    Not even the 'putrid throat' could stop the Ross Poldark swoon-fest'

    Not even the 'putrid throat' could stop the Ross Poldark swoon-fest'

    How a costume drama became a Sunday night staple
    Miliband promises no stamp duty for first-time buyers as he pushes Tories on housing

    Miliband promises no stamp duty for first-time buyers

    Labour leader pushes Tories on housing
    Aviation history is littered with grand failures - from the the Bristol Brabazon to Concorde - but what went wrong with the SuperJumbo?

    Aviation history is littered with grand failures

    But what went wrong with the SuperJumbo?
    Fear of Putin, Islamists and immigration is giving rise to a new generation of Soviet-style 'iron curtains' right across Europe

    Fortress Europe?

    Fear of Putin, Islamists and immigration is giving rise to a new generation of 'iron curtains'
    Never mind what you're wearing, it's what you're reclining on

    Never mind what you're wearing

    It's what you're reclining on that matters
    General Election 2015: Chuka Umunna on the benefits of immigration, humility – and his leader Ed Miliband

    Chuka Umunna: A virus of racism runs through Ukip

    The shadow business secretary on the benefits of immigration, humility – and his leader Ed Miliband
    Yemen crisis: This exotic war will soon become Europe's problem

    Yemen's exotic war will soon affect Europe

    Terrorism and boatloads of desperate migrants will be the outcome of the Saudi air campaign, says Patrick Cockburn
    Marginal Streets project aims to document voters in the run-up to the General Election

    Marginal Streets project documents voters

    Independent photographers Joseph Fox and Orlando Gili are uploading two portraits of constituents to their website for each day of the campaign
    Game of Thrones: Visit the real-life kingdom of Westeros to see where violent history ends and telly tourism begins

    The real-life kingdom of Westeros

    Is there something a little uncomfortable about Game of Thrones shooting in Northern Ireland?
    How to survive a social-media mauling, by the tough women of Twitter

    How to survive a Twitter mauling

    Mary Beard, Caroline Criado-Perez, Louise Mensch, Bunny La Roche and Courtney Barrasford reveal how to trounce the trolls
    Gallipoli centenary: At dawn, the young remember the young who perished in one of the First World War's bloodiest battles

    At dawn, the young remember the young

    A century ago, soldiers of the Empire – many no more than boys – spilt on to Gallipoli’s beaches. On this 100th Anzac Day, there are personal, poetic tributes to their sacrifice
    Dissent is slowly building against the billions spent on presidential campaigns – even among politicians themselves

    Follow the money as never before

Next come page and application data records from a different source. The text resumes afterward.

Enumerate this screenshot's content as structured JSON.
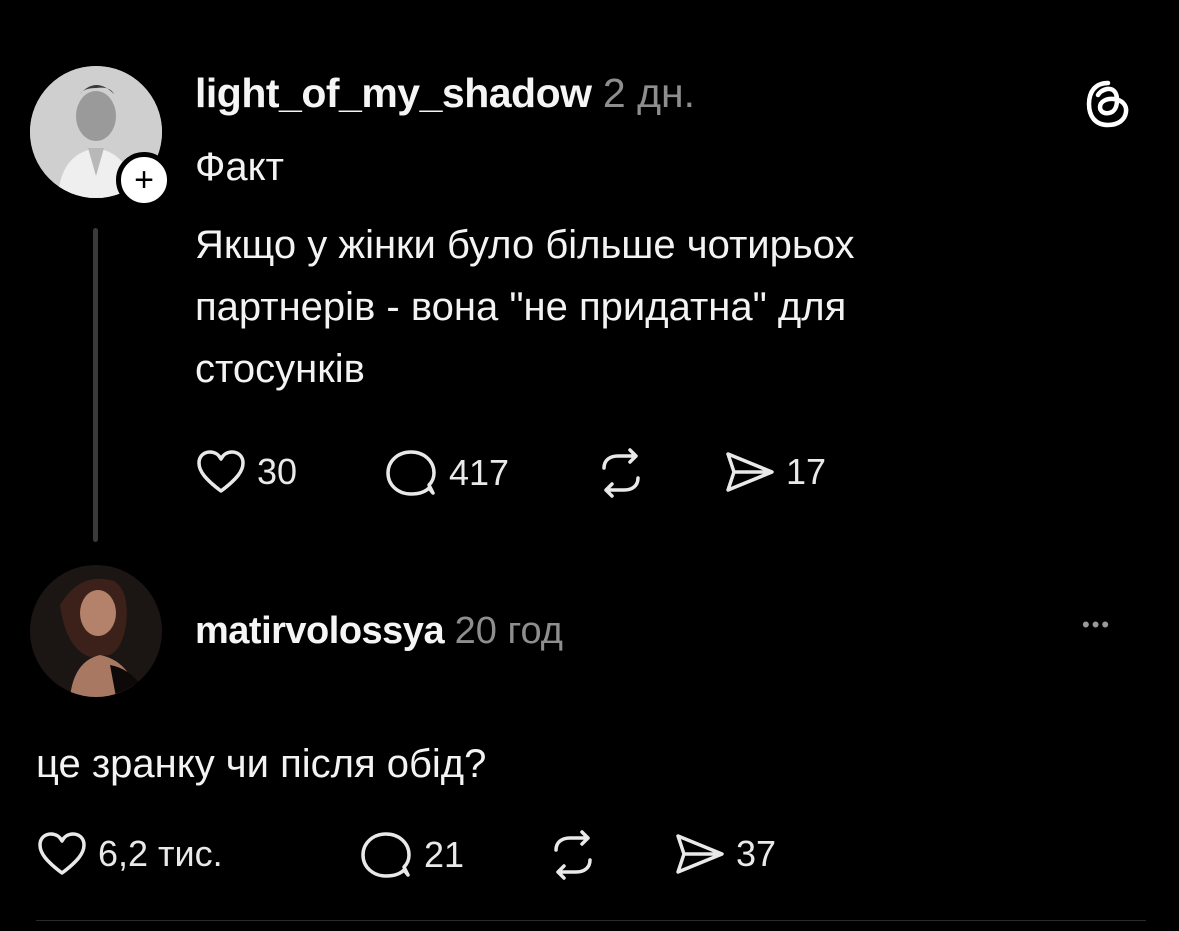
{
  "post": {
    "username": "light_of_my_shadow",
    "time": "2 дн.",
    "tag": "Факт",
    "text_lines": [
      "Якщо у жінки було більше чотирьох",
      "партнерів - вона \"не придатна\" для",
      "стосунків"
    ],
    "likes": "30",
    "comments": "417",
    "shares": "17",
    "follow_symbol": "+"
  },
  "reply": {
    "username": "matirvolossya",
    "time": "20 год",
    "text": "це зранку чи після обід?",
    "likes": "6,2 тис.",
    "comments": "21",
    "shares": "37",
    "more_symbol": "•••"
  },
  "icons": {
    "threads_logo": "threads-logo-icon",
    "like": "heart-icon",
    "comment": "comment-icon",
    "repost": "repost-icon",
    "share": "share-icon"
  }
}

    Dissent is slowly building against the billions spent on presidential campaigns – even among politicians themselves, reports Rupert Cornwell
    Samuel West interview: The actor and director on austerity, unionisation, and not mentioning his famous parents

    Samuel West interview

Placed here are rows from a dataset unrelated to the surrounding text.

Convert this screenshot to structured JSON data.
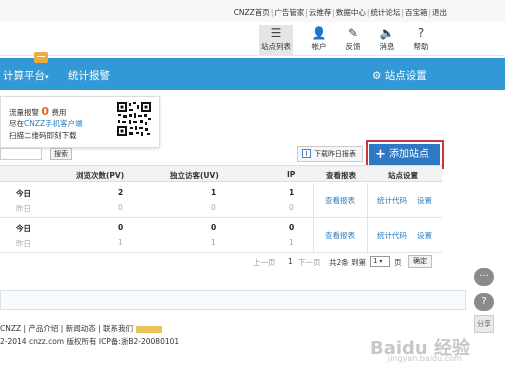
{
  "top_links": [
    "CNZZ首页",
    "广告管家",
    "云推荐",
    "数据中心",
    "统计论坛",
    "百宝箱",
    "退出"
  ],
  "toolbar": {
    "items": [
      {
        "label": "站点列表",
        "icon": "list-icon"
      },
      {
        "label": "帐户",
        "icon": "user-icon"
      },
      {
        "label": "反馈",
        "icon": "edit-icon"
      },
      {
        "label": "消息",
        "icon": "speaker-icon"
      },
      {
        "label": "帮助",
        "icon": "help-icon"
      }
    ]
  },
  "nav": {
    "platform_label": "计算平台",
    "stats_label": "统计报警",
    "settings_label": "站点设置"
  },
  "notice": {
    "line1_prefix": "流量报警",
    "line1_zero": "0",
    "line1_suffix": "费用",
    "line2_prefix": "尽在",
    "line2_link": "CNZZ手机客户端",
    "line3": "扫描二维码即刻下载"
  },
  "search": {
    "button_label": "搜索"
  },
  "actions": {
    "download_label": "下载昨日报表",
    "add_site_label": "添加站点"
  },
  "table": {
    "headers": [
      "浏览次数(PV)",
      "独立访客(UV)",
      "IP",
      "查看报表",
      "站点设置"
    ],
    "rows": [
      {
        "today_label": "今日",
        "today_pv": "2",
        "today_uv": "1",
        "today_ip": "1",
        "yest_label": "昨日",
        "yest_pv": "0",
        "yest_uv": "0",
        "yest_ip": "0",
        "view_report": "查看报表",
        "stats_code": "统计代码",
        "settings": "设置"
      },
      {
        "today_label": "今日",
        "today_pv": "0",
        "today_uv": "0",
        "today_ip": "0",
        "yest_label": "昨日",
        "yest_pv": "1",
        "yest_uv": "1",
        "yest_ip": "1",
        "view_report": "查看报表",
        "stats_code": "统计代码",
        "settings": "设置"
      }
    ]
  },
  "pager": {
    "prev": "上一页",
    "page_num": "1",
    "next": "下一页",
    "total": "共2条 到第",
    "select_value": "1",
    "page_unit": "页",
    "confirm": "确定"
  },
  "footer": {
    "links": "CNZZ | 产品介绍 | 新闻动态 | 联系我们",
    "copyright": "2-2014 cnzz.com 版权所有 ICP备:浙B2-20080101"
  },
  "side": {
    "chat_icon": "chat-icon",
    "help_icon": "question-icon",
    "share_label": "分享"
  },
  "watermark": {
    "text": "Baidu 经验",
    "sub": "jingyan.baidu.com"
  }
}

    The actor and director on austerity, unionisation, and not mentioning his famous parents
    General Election 2015: Imagine if the leading political parties were fashion labels

    Imagine if the leading political parties were fashion labels

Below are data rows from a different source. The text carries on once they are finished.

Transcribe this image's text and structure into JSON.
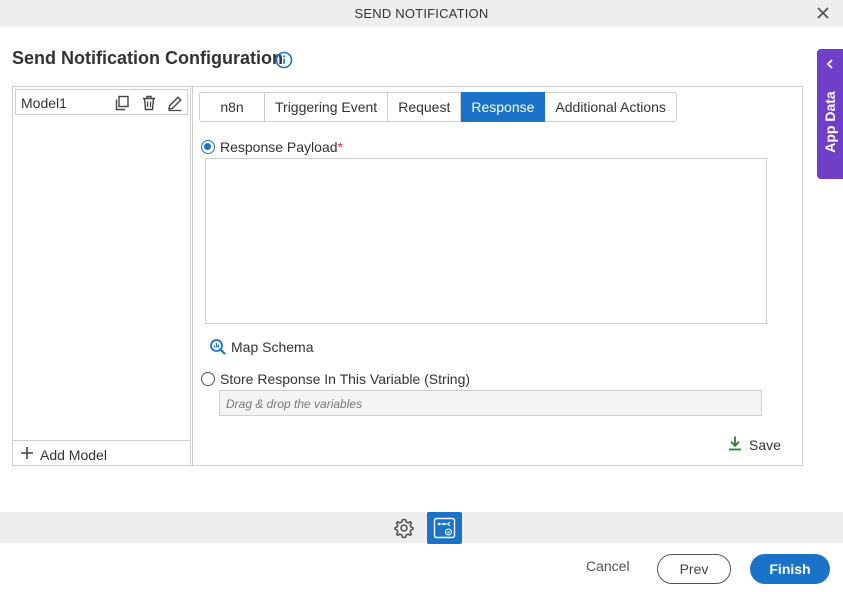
{
  "dialog": {
    "title": "SEND NOTIFICATION",
    "heading": "Send Notification Configuration"
  },
  "app_data": {
    "label": "App Data"
  },
  "models": {
    "items": [
      {
        "name": "Model1"
      }
    ],
    "add_label": "Add Model"
  },
  "tabs": [
    {
      "label": "n8n"
    },
    {
      "label": "Triggering Event"
    },
    {
      "label": "Request"
    },
    {
      "label": "Response",
      "active": true
    },
    {
      "label": "Additional Actions"
    }
  ],
  "response": {
    "payload_label": "Response Payload",
    "required_mark": "*",
    "payload_value": "",
    "map_schema_label": "Map Schema",
    "store_label": "Store Response In This Variable (String)",
    "variable_placeholder": "Drag & drop the variables",
    "save_label": "Save"
  },
  "footer": {
    "cancel_label": "Cancel",
    "prev_label": "Prev",
    "finish_label": "Finish"
  },
  "colors": {
    "accent": "#1a73c8",
    "app_data_tab": "#6f3fc9",
    "save_icon": "#2e7d32",
    "required": "#d9302c"
  }
}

    Fashion editor, Alexander Fury, on what the leaders' appearances tell us about them
    Phumzile Mlambo-Ngcuka: Home can be the unsafest place for women

    Phumzile Mlambo-Ngcuka: Home can be the unsafest place for women

    The architect of the HeForShe movement and head of UN Women on the world's failure to combat domestic violence